Heaney practises this beneficent sleight throughout the poems. It is there earlier in this same poem in the line, ‘As if the unquiet founders walked again’, where the faltering sense of ‘founders’ is felt under the feet of the line, a line which walks so differently from ‘And today a girl walks in home to us.’ The founder of modern Ireland may perhaps founder. Or here:
And as forgotten water in a well might shake
At an explosion under morning
Or a crack run up a gable,
She began to speak.
It is unthinkable that Heaney just didn’t notice the subterranean ripple of ‘well might’. It is not an unfortunate oversight: it is a fortunate overseeing, and its point is to ‘shake’ our sense of these relationships without shaking our trust. If you were to notice nothing, you well might be impervious to the unseen ripples.
The ripple has, even in this sardonic poem (‘Sibyl’), an affinity to comedy. Indeed, ‘well might’ is a comic counterpart to Kingsley Amis’s satirical shaking of the word ‘just’. Amis invoked Shirley:
Only the actions of the just
Smell sweet and blossom in their dust.
And in doing so expressed his settled distrust:
Which does the just about as much
Good as a smart kick in the crotch.
Just about as much.
Heaney’s comedy, like all the best comedy, is a matter of trust. So ‘The Skunk’ is an exquisitely comic love-poem, and you have to love your wife most trustingly, and trust in the reciprocity, before you would trust yourself to a comparison of her to a skunk. No offence meant; no offensive launched. Then the poem is at once followed by ‘Homecomings’, where the loved woman is a clay nest and the man is a martin.
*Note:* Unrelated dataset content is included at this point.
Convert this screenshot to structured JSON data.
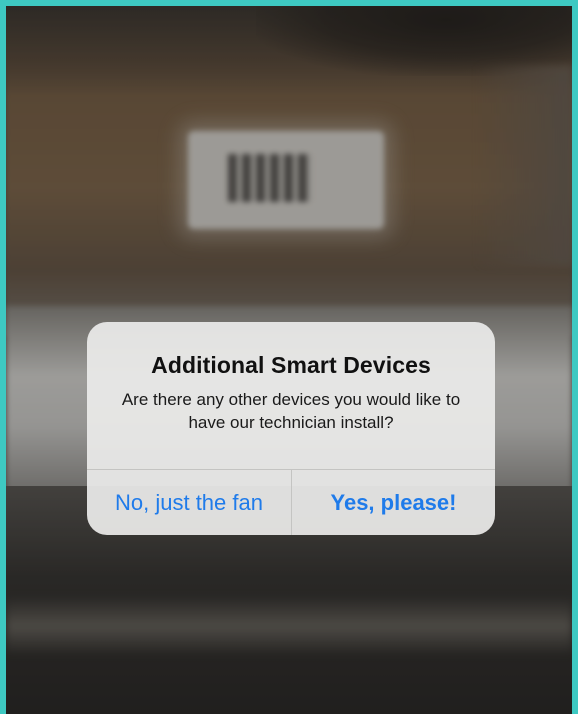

Affectionate, delicate, calmingly dark, and as confidently trusting in its own arc as is the bird in its flights nimbly and repeatedly home, the poem goes out of its way (except that this is how the martin skims and veers) to speak in ways which would lend themselves to misconstruction if it weren’t that love is a nesting trust. ‘Far in, featherbrains tucked in silence’. For in this sweet evocation of the bird within the nest of the woman’s head, nothing could be more remote than any accusation that anyone is featherbrained. How could we appreciate such trustful remoteness except by calling up the sheer ludicrousness of its possibility?
Mould my shoulders inward to you.
Be damp clay pouting.
Let me listen under your eaves.
The tucked-in pressure is there in the way in which ‘mould’ wants to expand into ‘shoulders’; and the mouth of the clay nest may be ‘pouting’, but in the confidence that no other pouting is going on (pure Keats, this). Nothing could be more unmisgivingly an act of loving inclusion than the stern word ‘occlude’ here, just as nothing could be less furtive, more openly trusting, than the final eavesdropping.
No need of manna when the actual is marvellous, our conversation
a white tablecloth spread out
Like a book of manners in the wilderness.
Likewise, the word ‘implicated’ is consciously innocent in Heaney: implicated, not in wrongdoing, but as the plaiting of the harvest bow. Heaney’s resourcefulness is astonishing, not least in that astonishment is not then something which the poems incite. This pacific art has learnt from the poet to whom Heaney offers here an elegy, Robert Lowell, but the effect is altogether different from Lowell’s Atlantic astonishments. But then Heaney’s trust in other poets is itself part of his art, as in the rueful comfort to be divined within the conclusive line: ‘Our island is full of comfortless noises’. Be not afeard, the isle is full of noises … And that’s true too.